1) Callbacks are less flexible because they are necessarily asynchronous. This means that it is impossible to get the results back before your content might be composited. In this case that might not be that useful or even possible on some browsers, but generally callback APIs make it hard to do something that might affect rendering.
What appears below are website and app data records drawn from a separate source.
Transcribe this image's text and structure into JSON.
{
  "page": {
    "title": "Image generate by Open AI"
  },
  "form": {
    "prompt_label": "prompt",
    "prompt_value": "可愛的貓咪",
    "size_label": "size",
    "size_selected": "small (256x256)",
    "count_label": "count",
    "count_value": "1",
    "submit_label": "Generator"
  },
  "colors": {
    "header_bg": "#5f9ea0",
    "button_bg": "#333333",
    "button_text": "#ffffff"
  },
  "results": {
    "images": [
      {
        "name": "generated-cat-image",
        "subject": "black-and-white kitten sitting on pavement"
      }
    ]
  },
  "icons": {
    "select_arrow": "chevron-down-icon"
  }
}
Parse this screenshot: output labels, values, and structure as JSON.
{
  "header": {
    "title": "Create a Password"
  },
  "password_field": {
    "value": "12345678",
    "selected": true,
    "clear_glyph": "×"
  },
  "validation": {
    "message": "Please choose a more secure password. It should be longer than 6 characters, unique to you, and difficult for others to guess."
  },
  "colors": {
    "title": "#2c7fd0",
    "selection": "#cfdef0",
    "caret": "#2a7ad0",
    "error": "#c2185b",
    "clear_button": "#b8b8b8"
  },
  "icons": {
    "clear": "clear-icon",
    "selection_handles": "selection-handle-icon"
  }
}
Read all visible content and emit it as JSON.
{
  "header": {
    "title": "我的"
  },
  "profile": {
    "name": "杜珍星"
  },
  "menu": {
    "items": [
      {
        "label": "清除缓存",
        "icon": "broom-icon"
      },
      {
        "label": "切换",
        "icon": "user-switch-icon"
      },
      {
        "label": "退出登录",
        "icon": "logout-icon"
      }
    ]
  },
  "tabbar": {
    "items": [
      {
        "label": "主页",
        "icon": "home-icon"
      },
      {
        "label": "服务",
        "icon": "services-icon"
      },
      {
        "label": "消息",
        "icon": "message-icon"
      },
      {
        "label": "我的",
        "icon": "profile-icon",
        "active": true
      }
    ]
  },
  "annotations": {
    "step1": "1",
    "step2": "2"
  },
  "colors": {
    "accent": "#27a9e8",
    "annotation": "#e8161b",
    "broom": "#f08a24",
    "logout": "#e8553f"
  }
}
2) Callbacks can happen whenever the browser feels like it, even if you don't want them to. This makes it really hard to tightly manage framerate in a performance critical app. You could schedule all of your work very carefully to take up just about all of the free time in a frame, but the browser can then call 1000 callbacks and skip the next frame. There's no way to know how many callbacks are waiting so that you can leave time for them. And if you're really performance critical, your callbacks can't actually do anything, they have to just add something to a queue so that you can do the work somewhere where you are properly tracking the time.